Background information in the two papers points out that dysregulation of the JAK2 pathway is the central pathogenic component of the condition. Survival ranges from 2 to 11 years in patients diagnosed with myelofibrosis, and traditional therapeutic options, including spleen removal, have limited benefit.
Previous phase 1 and 2 trials have shown the oral agent ruxolitinib produced durable improvements.
Building on this, one of the RCT’s currently being reported randomly assigned 309 patients with intermediate-2 or high-risk myelofibrosis to twice-daily ruxolitinib or placebo.
The primary endpoint was a reduction in spleen volume of 35% or more at 24 weeks.
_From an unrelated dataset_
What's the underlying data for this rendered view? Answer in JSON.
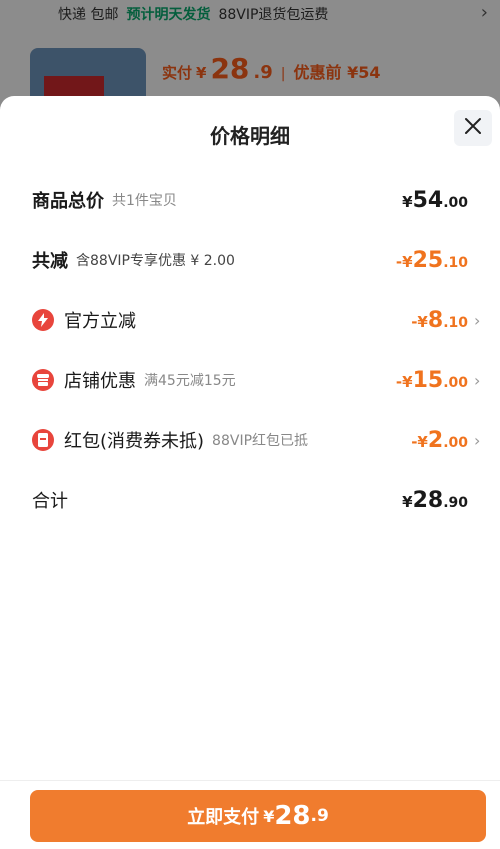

This was achieved by 41.9% of the patients in the ruxolitinib group compared with 0.7% in the placebo group (p=0.001), the investigators found.
Dr. Srdan Verstovsek, at the M.D. Anderson Cancer Center in Houston, Texas, and colleagues also report that the total symptom score was reduced by 50% or better at 24 weeks in 45.9% of patients given ruxolitinib versus 5.3% of those who received placebo.
The second trial reported in the NEJM compared ruxolitinib to the best available therapy in 219 similar patients. Dr. Claire Harrison, with Guy’s Hospital, London, UK and colleagues set the primary endpoint as a 35% reduction in spleen volume at 48 weeks, which was achieved by 28% of patients given ruxolitinib compared to none in the best available therapy group.
“Patients in the ruxolitinib group had an improvement in overall quality-of-life measures and a reduction in symptoms associated with myelofibrosis,” they add.
In this trial, anemia and thrombocytopenia were also the most common hematologic abnormalities. One patient in each group discontinued treatment because of thrombocytopenia but none did so due to anemia, according to the report.
While noting the benefits, Dr. Harrison and colleagues conclude, “Further follow-up is needed to assess the long-term outcomes with respect to efficacy and safety.”
The New England Journal of Medicine, 2012;366:7879-807.